Numerical Methods

## Errors: general considerations

In numerical mathematics, input data is given to an algorithm which then produces output data. The algorithm is a finite number of precise instructions, which require specific input data and, executed in a given sequence, determine the output data. Typically, there are errors in the input data either because the input data is not known precisely or because it cannot be expressed precisely as finite-digit numbers. The algorithm typically introduces more errors. These errors can be methological errors or round-off errors associated with representing the state of the system at every step by finite-digit numbers. When working with a computer, it is of outmost importance to keep track of all possible errors so that the precision of the results that are obtained can be estimated. More discussion on errors in numerical methods can be found in references [Dorn, 1972] and [Björck, 1972].

### Absolute and relative errors. Machine precision

Before discussing the various types of errors in more detail, it is useful to introduce the concept of absolute and relative error:

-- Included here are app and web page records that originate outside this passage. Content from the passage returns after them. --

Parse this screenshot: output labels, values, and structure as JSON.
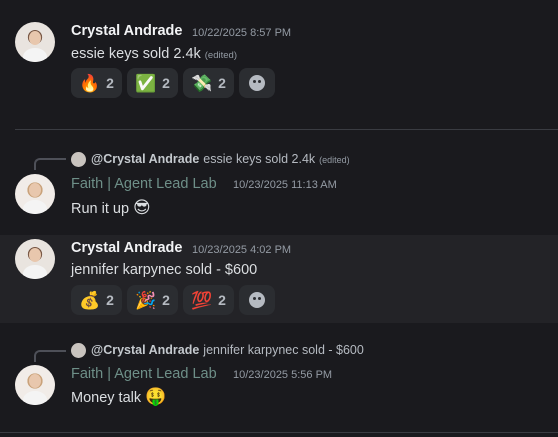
{
  "messages": [
    {
      "author": "Crystal Andrade",
      "timestamp": "10/22/2025 8:57 PM",
      "text": "essie keys sold 2.4k",
      "edited": "(edited)",
      "reactions": [
        {
          "emoji": "🔥",
          "count": "2"
        },
        {
          "emoji": "✅",
          "count": "2"
        },
        {
          "emoji": "💸",
          "count": "2"
        }
      ]
    },
    {
      "reply_to": {
        "mention": "@Crystal Andrade",
        "text": "essie keys sold 2.4k",
        "edited": "(edited)"
      },
      "author": "Faith | Agent Lead Lab",
      "timestamp": "10/23/2025 11:13 AM",
      "text": "Run it up",
      "emoji": "😎"
    },
    {
      "author": "Crystal Andrade",
      "timestamp": "10/23/2025 4:02 PM",
      "text": "jennifer karpynec sold - $600",
      "reactions": [
        {
          "emoji": "💰",
          "count": "2"
        },
        {
          "emoji": "🎉",
          "count": "2"
        },
        {
          "emoji": "💯",
          "count": "2"
        }
      ]
    },
    {
      "reply_to": {
        "mention": "@Crystal Andrade",
        "text": "jennifer karpynec sold - $600"
      },
      "author": "Faith | Agent Lead Lab",
      "timestamp": "10/23/2025 5:56 PM",
      "text": "Money talk",
      "emoji": "🤑"
    }
  ],
  "icons": {
    "add_reaction": "add-reaction-icon",
    "reply": "reply-arrow-icon"
  },
  "colors": {
    "background": "#1a1a1e",
    "highlight": "#232327",
    "role_name": "#6e8f88",
    "reaction_bg": "#2b2d31"
  }
}
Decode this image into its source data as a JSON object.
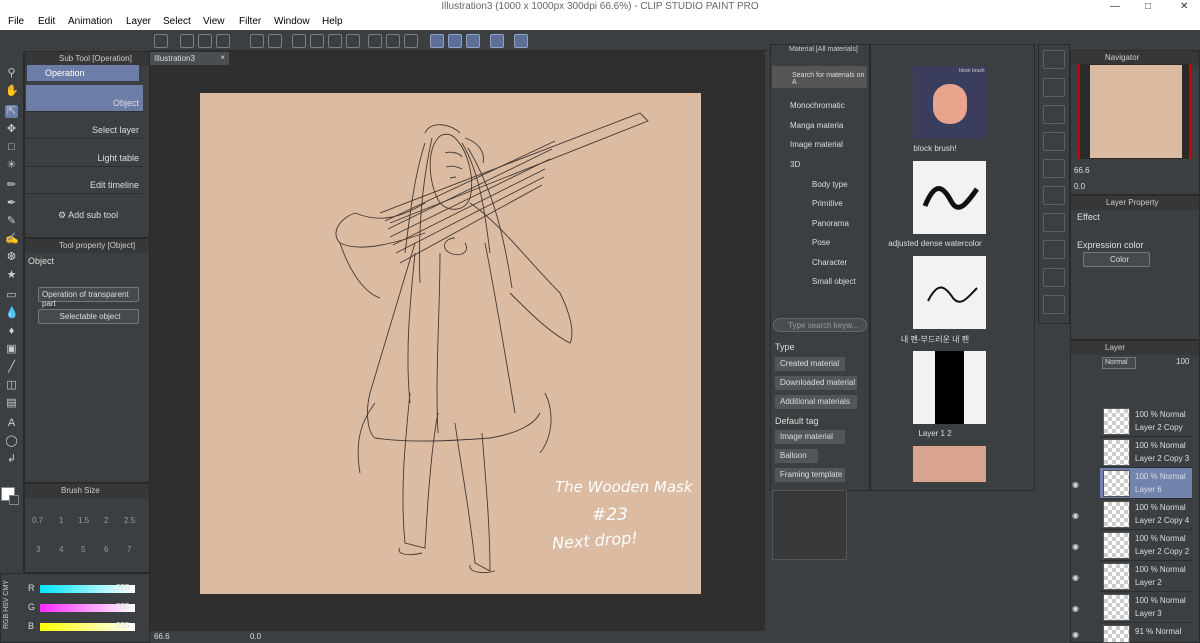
{
  "title": "Illustration3 (1000 x 1000px 300dpi 66.6%)  - CLIP STUDIO PAINT PRO",
  "menu": [
    "File",
    "Edit",
    "Animation",
    "Layer",
    "Select",
    "View",
    "Filter",
    "Window",
    "Help"
  ],
  "canvas_tab": "Illustration3",
  "subtool_panel": {
    "title": "Sub Tool [Operation]",
    "group": "Operation",
    "items": [
      "Object",
      "Select layer",
      "Light table",
      "Edit timeline"
    ],
    "add": "Add sub tool"
  },
  "tool_property": {
    "title": "Tool property [Object]",
    "section": "Object",
    "dropdown1": "Operation of transparent part",
    "dropdown2": "Selectable object"
  },
  "brush_size": {
    "title": "Brush Size",
    "row1": [
      "0.7",
      "1",
      "1.5",
      "2",
      "2.5"
    ],
    "row2": [
      "3",
      "4",
      "5",
      "6",
      "7"
    ]
  },
  "color_sliders": [
    {
      "label": "R",
      "value": "255",
      "color": "#00e5ff"
    },
    {
      "label": "G",
      "value": "255",
      "color": "#ff2bff"
    },
    {
      "label": "B",
      "value": "255",
      "color": "#ffff00"
    }
  ],
  "color_mode_tabs": [
    "RGB",
    "HSV",
    "CMY"
  ],
  "status": {
    "zoom": "66.6",
    "angle": "0.0"
  },
  "artwork_text": [
    "The Wooden Mask",
    "#23",
    "Next drop!"
  ],
  "material": {
    "title": "Material [All materials]",
    "search_online": "Search for materials on A",
    "tree": [
      "Monochromatic",
      "Manga materia",
      "Image material",
      "3D",
      "Body type",
      "Primitive",
      "Panorama",
      "Pose",
      "Character",
      "Small object"
    ],
    "search_placeholder": "Type search keyw...",
    "type_label": "Type",
    "type_buttons": [
      "Created material",
      "Downloaded material",
      "Additional materials"
    ],
    "default_tag_label": "Default tag",
    "tag_buttons": [
      "Image material",
      "Balloon",
      "Framing template"
    ],
    "thumbs": [
      "block brush!",
      "adjusted dense watercolor",
      "내 펜-부드러운 내 펜",
      "Layer 1 2"
    ],
    "thumb_header": "block brush"
  },
  "navigator": {
    "title": "Navigator",
    "zoom": "66.6",
    "angle": "0.0"
  },
  "layer_property": {
    "title": "Layer Property",
    "effect": "Effect",
    "expression": "Expression color",
    "color": "Color"
  },
  "layer_panel": {
    "title": "Layer",
    "blend": "Normal",
    "opacity": "100",
    "layers": [
      {
        "opacity": "100 % Normal",
        "name": "Layer 2 Copy"
      },
      {
        "opacity": "100 % Normal",
        "name": "Layer 2 Copy 3"
      },
      {
        "opacity": "100 % Normal",
        "name": "Layer 6"
      },
      {
        "opacity": "100 % Normal",
        "name": "Layer 2 Copy 4"
      },
      {
        "opacity": "100 % Normal",
        "name": "Layer 2 Copy 2"
      },
      {
        "opacity": "100 % Normal",
        "name": "Layer 2"
      },
      {
        "opacity": "100 % Normal",
        "name": "Layer 3"
      },
      {
        "opacity": "91 % Normal",
        "name": ""
      }
    ]
  }
}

If $x$ is the (unknown) real value of a quantity and $\overline{x}$ is the relative approximate value obtained with a numerical calculation, we define:

$$$\label{abs_err} \epsilon_a = x-\overline{x}$$$

absolute error and

$$$\label{eq:rel_err} \epsilon_r = \frac{\epsilon_a}{\overline{x}}=\frac{x-\overline{x}}{\overline{x}}$$$

relative error of $\overline{x}$.

In practical cases, it is usually preferrable to employ the relative error, given by formula \ref{eq:rel_err}. The reason is clearly illustrated by the following simple example:

It is immediately clear that the approximation in (b) is much more satisfactory than in (a), although the absolute error is the same in both cases.

Another fundamental concept is that of machine precision: this is the smallest (positive) number $\tau$, for which:

$$$\nonumber 1+\tau >1$$$

For a (non-existing) supercomputer that can save real numbers with arbitrary accuracy, the above inequality would be satisfied for all values of $\tau$. In real computers, however, $\tau$ has a finite value, which it is very important to know. It can be estimated in practice using the algorithm shown in code block below.



In this example, the equivalent code in c++ and FORTRAN is provided. To use this code it must be copied into a program that can execute it. Only JavaScript will execute in the webpage.

The results of the machine precision check algorithm obtained on a PC IBM are shown in the table below.

### Input errors. Ill-conditioned problems

Input errors (i.e. inherent errors) are uncertainities in the input data with which the computer performs the calculation. These uncertainities can have several origins, i.e. experimental measuring errors, or roundoff errors.

If the results of a calculation are strongly influenced by this input errors we speak of an "ill-conditioned problem".

$$$x + 5.0y = 17.0$$$ $$$1.5x + 7.501y = a$$$

We assume that $a$ is determined by an experiment, and thus affected by uncertainity:

$$$a=25.503 \pm 0.001 \quad$$$

It is easy to verify that the exact solutions for this system for $a=25.503$ are: $x=2.0$ and $y=3.0$.

The table below shows how the values of $x$ and $y$ change, if we assume that the last digit of $a$ changes by one unit:

Obviously, this set of equations constitutes an extremely ill-conditioned problem! The results, given the experimental uncertainity on $a$, are completely meaningless!

### Algorithmic errors

Algorithmic errors are errors, which occur during the evaluation of the calculation specification. The causes are either roundoff errors or methodological errors.

### Methodological errors

Methodological errors occur when the original mathematical problem is replaced by a simplified problem. An example is the numerical integration:

Let us consider the definite integral

$$$I=\int_{x=1}^{2} \frac{dx}{x^{2}}$$$

which admits an exact solution $I=0.5$. Let us assume that we evaluate the same integral numerically, approximating the "true" integral surface with the trapezoidal surface $ABCD$ (Fig. 1.1):

Figure 1.1: Principle of numerical integration.

The 'numerical' result is in this case $0.625$, i.e. we have introduced an (absolute) methodological error:

$$$\epsilon_{p} = 0.5 - 0.625 = -0.125.$$$

Other typical methodological errors arise for example from the truncation of an infinite series (truncation error), and so on.

### Roundoff errors

Roundoff errors derive from the fact that in a computer only a limited number of bits is available to represent a real number (or, better, its mantissa).

A simple example:


Calculation "by Hand":            Computer (7 sign. digits):

123456.789                         0.1234568E+06
+       9.876543                   +  0.9876543E+01
----------------                   ----------------
123466.665543                      0.1234667E+06



Another example: If we perform the calculation in the code block below, we expect that the answer will be 50*0.1 = 5.



Because of roundoff errors, the result is 4.999999999999998. The reason for this is that the number 0.1, which is representable without problems in a decimal system, is represented an infinitely repeating pattern of bits in binary.

$$$0.1_{10} = 0.000110011001100\ldots_{2}$$$